- [DATA FOR THIS EXERCISE]:
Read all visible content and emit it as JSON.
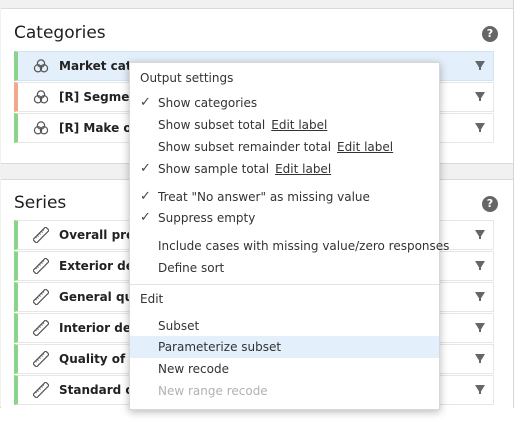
{
  "categories_panel": {
    "title": "Categories",
    "help": "?",
    "rows": [
      {
        "label": "Market categ",
        "icon": "venn-icon",
        "accent": "#8ad489"
      },
      {
        "label": "[R] Segment d",
        "icon": "venn-icon",
        "accent": "#f2a98a"
      },
      {
        "label": "[R] Make of m",
        "icon": "venn-icon",
        "accent": "#8ad489"
      }
    ]
  },
  "series_panel": {
    "title": "Series",
    "help": "?",
    "rows": [
      {
        "label": "Overall produ",
        "icon": "ruler-icon"
      },
      {
        "label": "Exterior desig",
        "icon": "ruler-icon"
      },
      {
        "label": "General quali",
        "icon": "ruler-icon"
      },
      {
        "label": "Interior desig",
        "icon": "ruler-icon"
      },
      {
        "label": "Quality of int",
        "icon": "ruler-icon"
      },
      {
        "label": "Standard of e",
        "icon": "ruler-icon"
      }
    ]
  },
  "menu": {
    "output_header": "Output settings",
    "show_categories": "Show categories",
    "show_subset_total": "Show subset total",
    "show_subset_total_link": "Edit label",
    "show_subset_remainder": "Show subset remainder total",
    "show_subset_remainder_link": "Edit label",
    "show_sample_total": "Show sample total",
    "show_sample_total_link": "Edit label",
    "treat_no_answer": "Treat \"No answer\" as missing value",
    "suppress_empty": "Suppress empty",
    "include_cases": "Include cases with missing value/zero responses",
    "define_sort": "Define sort",
    "edit_header": "Edit",
    "subset": "Subset",
    "parameterize_subset": "Parameterize subset",
    "new_recode": "New recode",
    "new_range_recode": "New range recode",
    "checkmark": "✓"
  },
  "colors": {
    "accent_green": "#8ad489",
    "accent_orange": "#f2a98a",
    "selection": "#e3effa"
  }
}
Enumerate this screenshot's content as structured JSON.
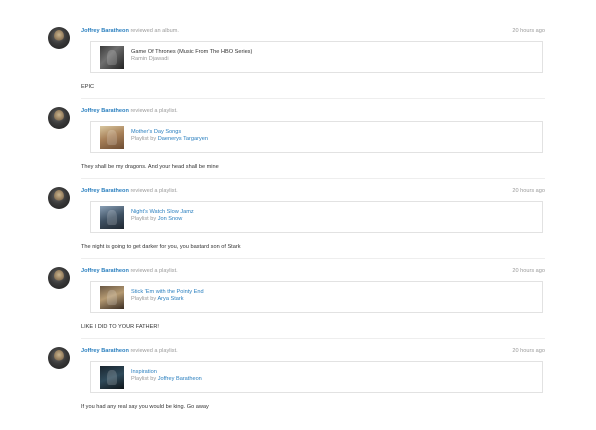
{
  "feed": {
    "entries": [
      {
        "user": "Joffrey Baratheon",
        "action": "reviewed an album.",
        "time": "20 hours ago",
        "item_title": "Game Of Thrones (Music From The HBO Series)",
        "item_sub_prefix": "",
        "item_owner": "Ramin Djawadi",
        "comment": "EPIC"
      },
      {
        "user": "Joffrey Baratheon",
        "action": "reviewed a playlist.",
        "time": "",
        "item_title": "Mother's Day Songs",
        "item_sub_prefix": "Playlist by ",
        "item_owner": "Daenerys Targaryen",
        "comment": "They shall be my dragons. And your head shall be mine"
      },
      {
        "user": "Joffrey Baratheon",
        "action": "reviewed a playlist.",
        "time": "20 hours ago",
        "item_title": "Night's Watch Slow Jamz",
        "item_sub_prefix": "Playlist by ",
        "item_owner": "Jon Snow",
        "comment": "The night is going to get darker for you, you bastard son of Stark"
      },
      {
        "user": "Joffrey Baratheon",
        "action": "reviewed a playlist.",
        "time": "20 hours ago",
        "item_title": "Stick 'Em with the Pointy End",
        "item_sub_prefix": "Playlist by ",
        "item_owner": "Arya Stark",
        "comment": "LIKE I DID TO YOUR FATHER!"
      },
      {
        "user": "Joffrey Baratheon",
        "action": "reviewed a playlist.",
        "time": "20 hours ago",
        "item_title": "Inspiration",
        "item_sub_prefix": "Playlist by ",
        "item_owner": "Joffrey Baratheon",
        "comment": "If you had any real say you would be king. Go away"
      }
    ]
  },
  "colors": {
    "link": "#2a7fbf",
    "muted": "#9a9a9a",
    "text": "#333333",
    "border": "#e2e2e2"
  }
}
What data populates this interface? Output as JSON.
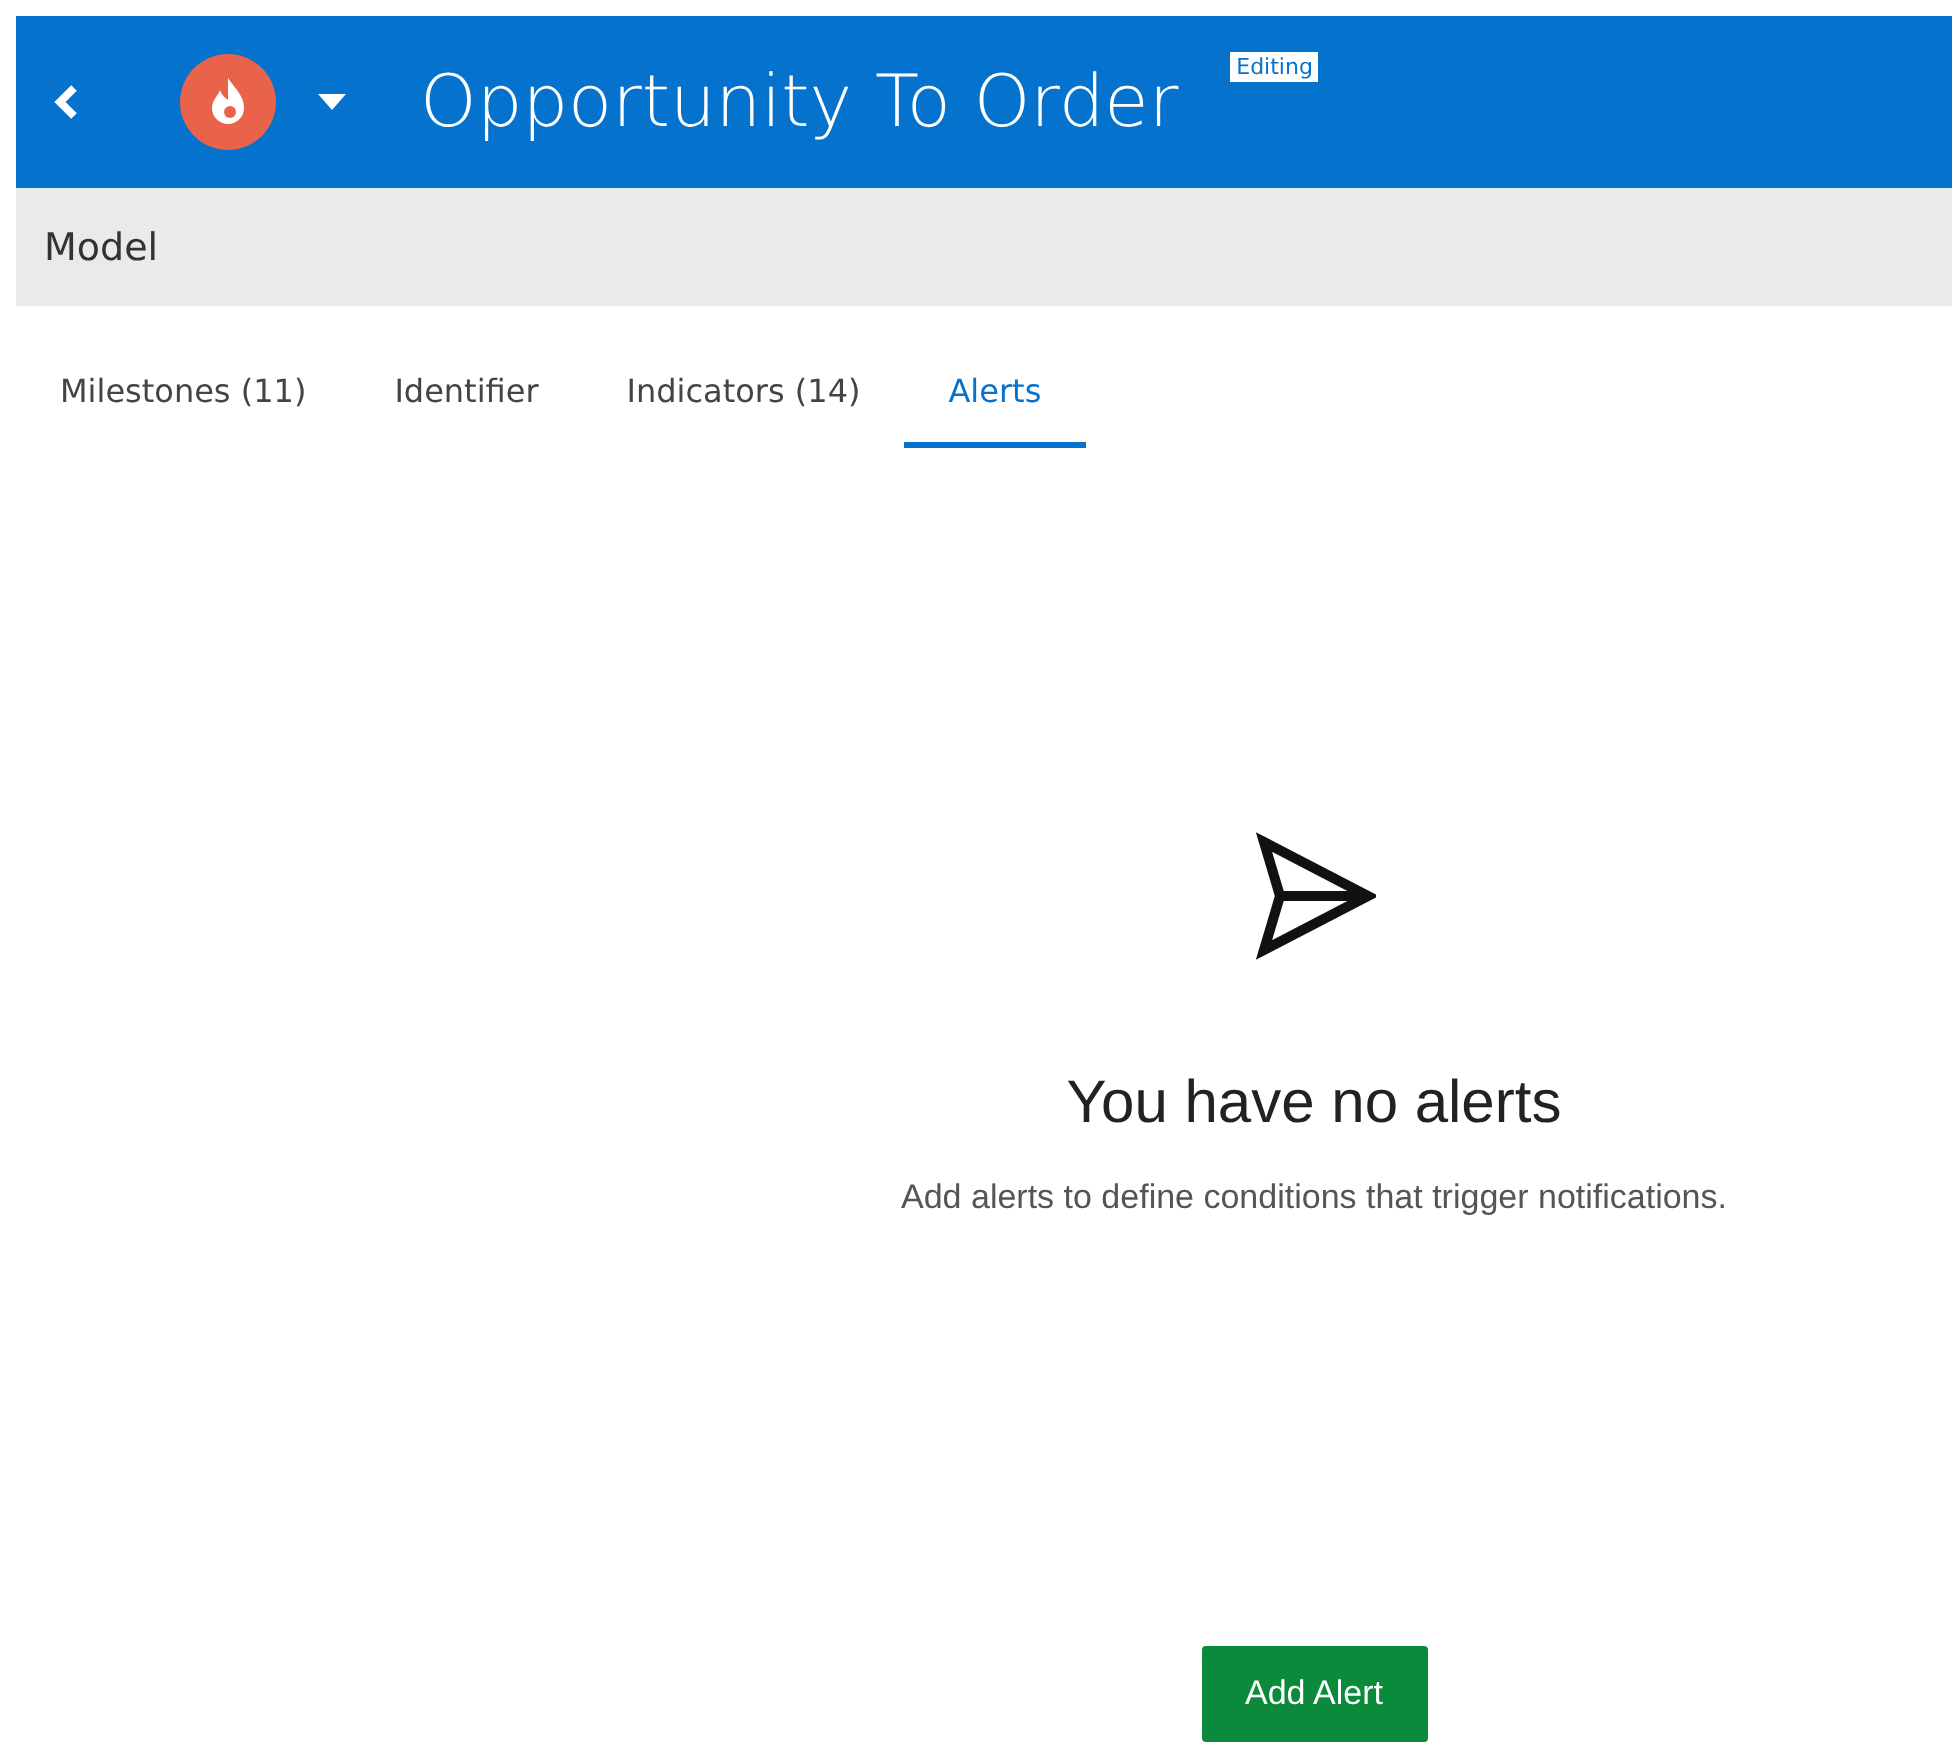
{
  "header": {
    "title": "Opportunity To Order",
    "badge": "Editing"
  },
  "section": {
    "title": "Model"
  },
  "tabs": [
    {
      "label": "Milestones (11)",
      "selected": false
    },
    {
      "label": "Identifier",
      "selected": false
    },
    {
      "label": "Indicators (14)",
      "selected": false
    },
    {
      "label": "Alerts",
      "selected": true
    }
  ],
  "empty_state": {
    "heading": "You have no alerts",
    "message": "Add alerts to define conditions that trigger notifications.",
    "button": "Add Alert"
  }
}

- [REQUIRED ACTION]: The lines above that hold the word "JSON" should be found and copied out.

- [SOLUTION TO THE PROBLEM]:
Read all visible content and emit it as JSON.
Enumerate this screenshot's content as structured JSON.
What data populates this interface? Output as JSON.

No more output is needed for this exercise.